Factors contributing to Hamilton real estate prices

Hamilton real estate prices have been on the rise, with Hamilton-Burlington experiencing a 4.3-per-cent increase from 2018 to 2019, and another 3.8-per-cent increase expected this year (source: 2020 Housing Market Outlook Report). This has contributed to the region’s ranking as one of Canada’s less-affordable housing markets, according to the new RE/MAX Housing Affordability Report.

In its inaugural Housing Affordability Report, RE/MAX examined 16 of Canada’s most-populous regions and ranked them on an affordability scale, with #1 being the most affordable and #16 being the least affordable. RE/MAX brokers were surveyed about average home sale prices and whether they believe real estate in their region is overvalued, undervalued, or right on the money. Hamilton real estate came in at #10 of 16 cities.
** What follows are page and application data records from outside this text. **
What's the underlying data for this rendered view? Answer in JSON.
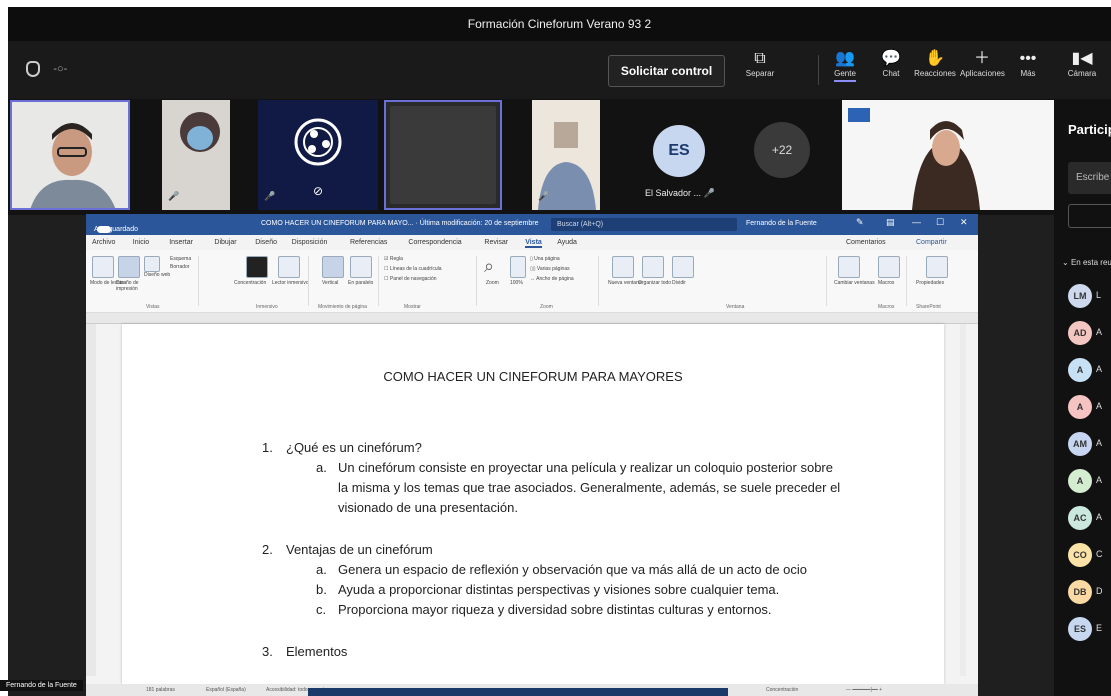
{
  "window": {
    "title": "Formación Cineforum Verano 93 2"
  },
  "toolbar": {
    "request_control": "Solicitar control",
    "items": [
      {
        "label": "Separar",
        "icon": "popout-icon"
      },
      {
        "label": "Gente",
        "icon": "people-icon"
      },
      {
        "label": "Chat",
        "icon": "chat-icon"
      },
      {
        "label": "Reacciones",
        "icon": "reactions-icon"
      },
      {
        "label": "Aplicaciones",
        "icon": "plus-icon"
      },
      {
        "label": "Más",
        "icon": "more-icon"
      },
      {
        "label": "Cámara",
        "icon": "camera-icon"
      }
    ]
  },
  "participants_strip": {
    "es_initials": "ES",
    "es_name": "El Salvador ...",
    "more_count": "+22"
  },
  "panel": {
    "title": "Participantes",
    "search_placeholder": "Escribe",
    "group": "En esta reunión",
    "people": [
      {
        "initials": "LM",
        "letter": "L",
        "color": "#cfd9ee"
      },
      {
        "initials": "AD",
        "letter": "A",
        "color": "#f4c6c1"
      },
      {
        "initials": "A",
        "letter": "A",
        "color": "#c7e0f4"
      },
      {
        "initials": "A",
        "letter": "A",
        "color": "#f6c3c3"
      },
      {
        "initials": "AM",
        "letter": "A",
        "color": "#c7d5f0"
      },
      {
        "initials": "A",
        "letter": "A",
        "color": "#d4ecd0"
      },
      {
        "initials": "AC",
        "letter": "A",
        "color": "#cbe8df"
      },
      {
        "initials": "CO",
        "letter": "C",
        "color": "#fbe3a8"
      },
      {
        "initials": "DB",
        "letter": "D",
        "color": "#fbd9a3"
      },
      {
        "initials": "ES",
        "letter": "E",
        "color": "#c7d7f0"
      }
    ]
  },
  "word": {
    "autosave": "Autoguardado",
    "doc_title": "COMO HACER UN CINEFORUM PARA MAYO... · Última modificación: 20 de septiembre",
    "search": "Buscar (Alt+Q)",
    "user": "Fernando de la Fuente",
    "tabs": [
      "Archivo",
      "Inicio",
      "Insertar",
      "Dibujar",
      "Diseño",
      "Disposición",
      "Referencias",
      "Correspondencia",
      "Revisar",
      "Vista",
      "Ayuda"
    ],
    "active_tab": "Vista",
    "comments": "Comentarios",
    "share": "Compartir",
    "ribbon_groups": [
      "Vistas",
      "Inmersivo",
      "Movimiento de página",
      "Mostrar",
      "Zoom",
      "Ventana",
      "Macros",
      "SharePoint"
    ],
    "ribbon_labels": {
      "modo_lectura": "Modo de lectura",
      "diseno_impresion": "Diseño de impresión",
      "diseno_web": "Diseño web",
      "esquema": "Esquema",
      "borrador": "Borrador",
      "concentracion": "Concentración",
      "lector": "Lector inmersivo",
      "vertical": "Vertical",
      "paralelo": "En paralelo",
      "regla": "Regla",
      "cuadricula": "Líneas de la cuadrícula",
      "navegacion": "Panel de navegación",
      "zoom": "Zoom",
      "cien": "100%",
      "una_pagina": "Una página",
      "varias_paginas": "Varias páginas",
      "ancho_pagina": "Ancho de página",
      "nueva_ventana": "Nueva ventana",
      "organizar": "Organizar todo",
      "dividir": "Dividir",
      "cambiar": "Cambiar ventanas",
      "macros": "Macros",
      "propiedades": "Propiedades"
    },
    "status": {
      "words": "181 palabras",
      "language": "Español (España)",
      "accessibility": "Accesibilidad: todo correcto",
      "focus": "Concentración"
    }
  },
  "document": {
    "title": "COMO HACER UN CINEFORUM PARA MAYORES",
    "sections": [
      {
        "num": "1.",
        "heading": "¿Qué es un cinefórum?",
        "items": [
          {
            "letter": "a.",
            "text": "Un cinefórum consiste en proyectar una película y realizar un coloquio posterior sobre la misma y los temas que trae asociados. Generalmente, además, se suele preceder el visionado de una presentación."
          }
        ]
      },
      {
        "num": "2.",
        "heading": "Ventajas de un cinefórum",
        "items": [
          {
            "letter": "a.",
            "text": "Genera un espacio de reflexión y observación que va más allá de un acto de ocio"
          },
          {
            "letter": "b.",
            "text": "Ayuda a proporcionar distintas perspectivas y visiones sobre cualquier tema."
          },
          {
            "letter": "c.",
            "text": "Proporciona mayor riqueza y diversidad sobre distintas culturas y entornos."
          }
        ]
      },
      {
        "num": "3.",
        "heading": "Elementos",
        "items": []
      }
    ]
  },
  "presenter_name": "Fernando de la Fuente"
}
Canada’s most affordable city to buy a home is Regina (#1) and the least affordable place to buy a home is Vancouver (#16).
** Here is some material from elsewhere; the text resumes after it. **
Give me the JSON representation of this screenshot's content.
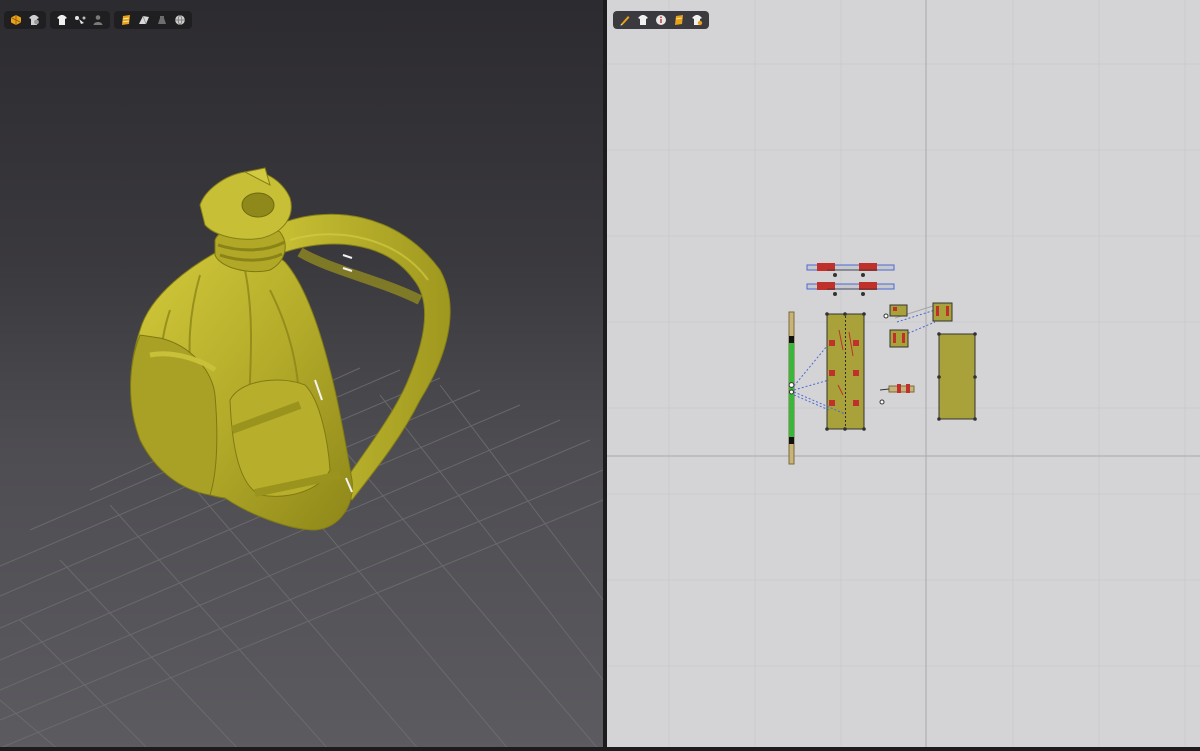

REMAX 2020 Housing Affordability Report Graph

RE/MAX’s affordability ranking was determined by assessing the percentage of a buyer’s monthly income needed to carry a mortgage, assuming a down payment of 25 per cent, and based on the forecasted 2020 average sale price per region and the forecasted 2019 average household income.

Hamilton real estate is currently considered to be undervalued, with a 2019 average sale price of $535,843. When compared to cities that are of a similar distance from Toronto, Hamilton homes are generally set at a lower price point, with more than 50 per cent of stock found below the $600,000 threshold.

First-time homebuyers are typically looking for single-detached homes and townhomes in the region, with a significant number of buyers relying on financial support from parents in order to be able to purchase. Common issues facing first-time home buyers in Hamilton include the mortgage stress test and shrinking inventory.

At the high end of the affordability spectrum, the region’s least affordable neighbourhoods include Meadowlands, Governor’s Road and Flamborough East.

Despite the commonly held notion that housing in Canada is unaffordable, the report finds that the vast majority of Canada’s largest urban centres (75 per cent) are currently undervalued, according to a survey of RE/MAX brokers in 16 of Canada’s most-populous cities.

In its report, RE/MAX explored the most popular property types sought by first-time homebuyers, the least and most affordable neighbourhoods in each of the 16 housing markets, factors preventing buyers from entering the market, and methods homebuyers are using to enhance the affordability of homes. Current and prospective Canadian homeowners were also surveyed about their sentiments around home ownership, barriers to owning a home, financial factors impacting home ownership, and what could potentially improve housing affordability.